◆ What is required ◆
Scan the data below for the string "icon". Show every line where it turns up.

Interface dataset entries:
==*==
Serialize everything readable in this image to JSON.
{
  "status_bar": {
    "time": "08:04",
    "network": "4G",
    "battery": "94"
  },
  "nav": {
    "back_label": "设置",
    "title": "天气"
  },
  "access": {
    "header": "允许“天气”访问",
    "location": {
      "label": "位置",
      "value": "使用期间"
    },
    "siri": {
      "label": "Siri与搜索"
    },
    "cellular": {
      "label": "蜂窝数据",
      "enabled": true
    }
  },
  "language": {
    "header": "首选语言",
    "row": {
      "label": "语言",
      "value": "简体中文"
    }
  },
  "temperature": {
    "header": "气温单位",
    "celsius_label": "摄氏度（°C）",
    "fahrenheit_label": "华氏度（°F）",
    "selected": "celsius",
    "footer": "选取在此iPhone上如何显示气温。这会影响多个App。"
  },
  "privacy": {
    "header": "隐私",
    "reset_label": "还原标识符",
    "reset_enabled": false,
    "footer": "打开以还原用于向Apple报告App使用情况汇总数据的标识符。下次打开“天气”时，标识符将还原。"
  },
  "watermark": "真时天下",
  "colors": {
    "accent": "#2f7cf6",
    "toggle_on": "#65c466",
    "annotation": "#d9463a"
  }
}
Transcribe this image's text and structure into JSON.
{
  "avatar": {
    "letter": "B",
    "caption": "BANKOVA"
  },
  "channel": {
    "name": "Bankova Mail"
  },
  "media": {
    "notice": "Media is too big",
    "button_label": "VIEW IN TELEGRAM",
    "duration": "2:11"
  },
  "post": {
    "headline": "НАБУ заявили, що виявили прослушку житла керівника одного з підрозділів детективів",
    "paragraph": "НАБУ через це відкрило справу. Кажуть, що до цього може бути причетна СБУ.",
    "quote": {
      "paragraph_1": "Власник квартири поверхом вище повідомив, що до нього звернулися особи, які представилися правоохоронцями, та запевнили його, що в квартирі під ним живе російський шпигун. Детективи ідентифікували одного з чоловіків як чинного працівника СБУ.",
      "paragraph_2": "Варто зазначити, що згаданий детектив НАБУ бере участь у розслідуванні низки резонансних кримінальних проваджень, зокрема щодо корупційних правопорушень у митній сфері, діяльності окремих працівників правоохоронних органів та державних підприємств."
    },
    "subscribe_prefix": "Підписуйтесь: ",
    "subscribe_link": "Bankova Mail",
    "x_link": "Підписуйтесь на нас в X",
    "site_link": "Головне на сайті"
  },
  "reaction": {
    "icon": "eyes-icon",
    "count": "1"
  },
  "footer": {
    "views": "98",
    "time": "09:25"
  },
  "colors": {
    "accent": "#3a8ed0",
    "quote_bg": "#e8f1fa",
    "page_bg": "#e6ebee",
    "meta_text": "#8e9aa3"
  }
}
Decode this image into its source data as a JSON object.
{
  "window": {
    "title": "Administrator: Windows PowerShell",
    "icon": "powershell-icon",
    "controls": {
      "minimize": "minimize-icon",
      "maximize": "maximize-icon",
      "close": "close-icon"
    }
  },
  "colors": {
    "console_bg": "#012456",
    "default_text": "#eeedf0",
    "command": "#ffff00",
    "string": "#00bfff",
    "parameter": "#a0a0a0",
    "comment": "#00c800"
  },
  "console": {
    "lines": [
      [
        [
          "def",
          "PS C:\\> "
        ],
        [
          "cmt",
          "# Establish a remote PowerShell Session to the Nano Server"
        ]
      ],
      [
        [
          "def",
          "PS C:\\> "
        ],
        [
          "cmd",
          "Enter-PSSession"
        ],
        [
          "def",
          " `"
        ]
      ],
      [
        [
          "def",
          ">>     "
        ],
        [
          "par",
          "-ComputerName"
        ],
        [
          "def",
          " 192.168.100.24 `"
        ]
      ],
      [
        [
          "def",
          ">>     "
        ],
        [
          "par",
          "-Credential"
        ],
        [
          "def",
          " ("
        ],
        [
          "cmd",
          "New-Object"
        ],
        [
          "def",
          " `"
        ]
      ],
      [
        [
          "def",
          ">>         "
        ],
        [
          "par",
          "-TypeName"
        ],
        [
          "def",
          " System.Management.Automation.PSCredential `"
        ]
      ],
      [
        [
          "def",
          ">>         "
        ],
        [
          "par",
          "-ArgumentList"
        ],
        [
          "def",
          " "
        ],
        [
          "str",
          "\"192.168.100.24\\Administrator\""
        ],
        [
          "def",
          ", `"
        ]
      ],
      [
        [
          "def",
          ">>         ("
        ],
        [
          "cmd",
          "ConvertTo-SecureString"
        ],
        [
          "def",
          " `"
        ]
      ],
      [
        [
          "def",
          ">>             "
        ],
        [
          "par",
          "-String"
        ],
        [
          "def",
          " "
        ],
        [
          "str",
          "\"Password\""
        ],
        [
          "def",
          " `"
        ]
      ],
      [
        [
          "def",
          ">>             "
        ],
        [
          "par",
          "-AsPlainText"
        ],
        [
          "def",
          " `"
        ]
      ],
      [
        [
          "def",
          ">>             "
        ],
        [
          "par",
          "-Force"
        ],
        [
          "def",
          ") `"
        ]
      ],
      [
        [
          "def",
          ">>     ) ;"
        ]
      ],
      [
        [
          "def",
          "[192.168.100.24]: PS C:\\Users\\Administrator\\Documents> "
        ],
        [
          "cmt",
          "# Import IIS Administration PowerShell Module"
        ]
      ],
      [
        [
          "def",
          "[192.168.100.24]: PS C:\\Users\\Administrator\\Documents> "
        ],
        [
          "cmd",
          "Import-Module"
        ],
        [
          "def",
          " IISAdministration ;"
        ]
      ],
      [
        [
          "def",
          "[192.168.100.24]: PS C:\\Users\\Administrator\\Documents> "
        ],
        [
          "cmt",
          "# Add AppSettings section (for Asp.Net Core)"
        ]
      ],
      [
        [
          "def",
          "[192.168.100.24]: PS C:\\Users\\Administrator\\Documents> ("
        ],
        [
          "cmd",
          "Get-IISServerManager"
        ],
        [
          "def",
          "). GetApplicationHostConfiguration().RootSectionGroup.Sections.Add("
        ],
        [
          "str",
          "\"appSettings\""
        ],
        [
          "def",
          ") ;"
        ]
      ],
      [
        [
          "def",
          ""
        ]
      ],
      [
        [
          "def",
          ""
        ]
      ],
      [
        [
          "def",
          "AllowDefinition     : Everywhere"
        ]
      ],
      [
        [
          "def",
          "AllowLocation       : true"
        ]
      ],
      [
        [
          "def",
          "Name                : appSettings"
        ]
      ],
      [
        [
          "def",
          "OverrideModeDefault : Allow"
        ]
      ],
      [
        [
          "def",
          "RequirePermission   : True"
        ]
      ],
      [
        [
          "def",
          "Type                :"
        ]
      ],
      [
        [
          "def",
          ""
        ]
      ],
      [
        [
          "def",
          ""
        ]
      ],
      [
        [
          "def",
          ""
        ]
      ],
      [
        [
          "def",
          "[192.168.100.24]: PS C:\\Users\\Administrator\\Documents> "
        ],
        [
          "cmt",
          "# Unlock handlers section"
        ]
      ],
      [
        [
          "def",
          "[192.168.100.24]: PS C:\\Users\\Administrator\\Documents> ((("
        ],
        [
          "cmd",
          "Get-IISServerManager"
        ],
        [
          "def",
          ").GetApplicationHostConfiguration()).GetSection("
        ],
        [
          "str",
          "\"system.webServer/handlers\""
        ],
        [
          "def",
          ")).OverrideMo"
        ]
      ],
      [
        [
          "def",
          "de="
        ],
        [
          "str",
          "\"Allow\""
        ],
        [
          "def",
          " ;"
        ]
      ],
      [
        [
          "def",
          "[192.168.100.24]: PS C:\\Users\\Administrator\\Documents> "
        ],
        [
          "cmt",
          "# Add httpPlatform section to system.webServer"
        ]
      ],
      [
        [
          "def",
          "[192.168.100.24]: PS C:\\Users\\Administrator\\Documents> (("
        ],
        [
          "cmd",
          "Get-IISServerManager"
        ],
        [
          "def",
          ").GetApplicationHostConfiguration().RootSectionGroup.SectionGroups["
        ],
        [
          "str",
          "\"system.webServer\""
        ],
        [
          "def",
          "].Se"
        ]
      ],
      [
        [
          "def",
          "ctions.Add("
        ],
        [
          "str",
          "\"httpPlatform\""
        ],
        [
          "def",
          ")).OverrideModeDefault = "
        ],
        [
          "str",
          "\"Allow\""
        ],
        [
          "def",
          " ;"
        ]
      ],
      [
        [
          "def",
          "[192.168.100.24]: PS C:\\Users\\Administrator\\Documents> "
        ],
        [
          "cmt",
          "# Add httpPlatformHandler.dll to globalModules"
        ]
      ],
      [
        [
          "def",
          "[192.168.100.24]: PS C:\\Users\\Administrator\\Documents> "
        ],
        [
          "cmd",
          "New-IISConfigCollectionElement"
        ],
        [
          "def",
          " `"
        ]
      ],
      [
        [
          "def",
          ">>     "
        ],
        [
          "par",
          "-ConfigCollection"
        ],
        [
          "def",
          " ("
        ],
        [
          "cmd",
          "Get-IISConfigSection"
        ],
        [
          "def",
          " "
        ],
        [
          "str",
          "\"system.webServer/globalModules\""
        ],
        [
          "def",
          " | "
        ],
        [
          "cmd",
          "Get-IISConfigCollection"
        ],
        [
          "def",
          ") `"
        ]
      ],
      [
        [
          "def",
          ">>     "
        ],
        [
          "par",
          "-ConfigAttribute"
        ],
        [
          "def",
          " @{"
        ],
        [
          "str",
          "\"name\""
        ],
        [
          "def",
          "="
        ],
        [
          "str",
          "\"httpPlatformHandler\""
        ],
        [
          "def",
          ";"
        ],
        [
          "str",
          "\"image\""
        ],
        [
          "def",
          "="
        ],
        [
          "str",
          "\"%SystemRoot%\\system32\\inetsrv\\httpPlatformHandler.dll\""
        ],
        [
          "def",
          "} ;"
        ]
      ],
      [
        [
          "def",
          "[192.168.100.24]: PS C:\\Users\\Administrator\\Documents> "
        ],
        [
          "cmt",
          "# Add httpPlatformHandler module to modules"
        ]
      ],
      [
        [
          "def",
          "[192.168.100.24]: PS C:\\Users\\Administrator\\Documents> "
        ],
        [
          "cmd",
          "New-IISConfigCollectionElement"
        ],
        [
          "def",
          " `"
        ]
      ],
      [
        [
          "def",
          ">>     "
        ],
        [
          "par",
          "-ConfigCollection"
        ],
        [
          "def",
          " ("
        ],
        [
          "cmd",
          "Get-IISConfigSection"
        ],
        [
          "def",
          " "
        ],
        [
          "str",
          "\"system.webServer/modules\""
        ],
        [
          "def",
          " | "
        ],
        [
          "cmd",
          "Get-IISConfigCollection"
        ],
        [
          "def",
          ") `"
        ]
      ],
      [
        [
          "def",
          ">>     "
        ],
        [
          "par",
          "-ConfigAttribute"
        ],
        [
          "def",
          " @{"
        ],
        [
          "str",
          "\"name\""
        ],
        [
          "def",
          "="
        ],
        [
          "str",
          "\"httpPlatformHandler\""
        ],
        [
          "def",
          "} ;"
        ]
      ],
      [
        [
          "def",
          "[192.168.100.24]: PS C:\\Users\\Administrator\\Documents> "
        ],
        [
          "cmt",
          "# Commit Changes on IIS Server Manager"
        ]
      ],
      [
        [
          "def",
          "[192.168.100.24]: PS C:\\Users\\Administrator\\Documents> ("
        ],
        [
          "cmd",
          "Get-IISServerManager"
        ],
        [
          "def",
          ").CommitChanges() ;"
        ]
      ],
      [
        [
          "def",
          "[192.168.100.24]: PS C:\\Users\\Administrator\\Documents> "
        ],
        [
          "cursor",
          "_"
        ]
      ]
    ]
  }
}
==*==
◆ Response for this exercise ◆
    "icon": "eyes-icon",
    "icon": "powershell-icon",
      "minimize": "minimize-icon",
      "maximize": "maximize-icon",
      "close": "close-icon"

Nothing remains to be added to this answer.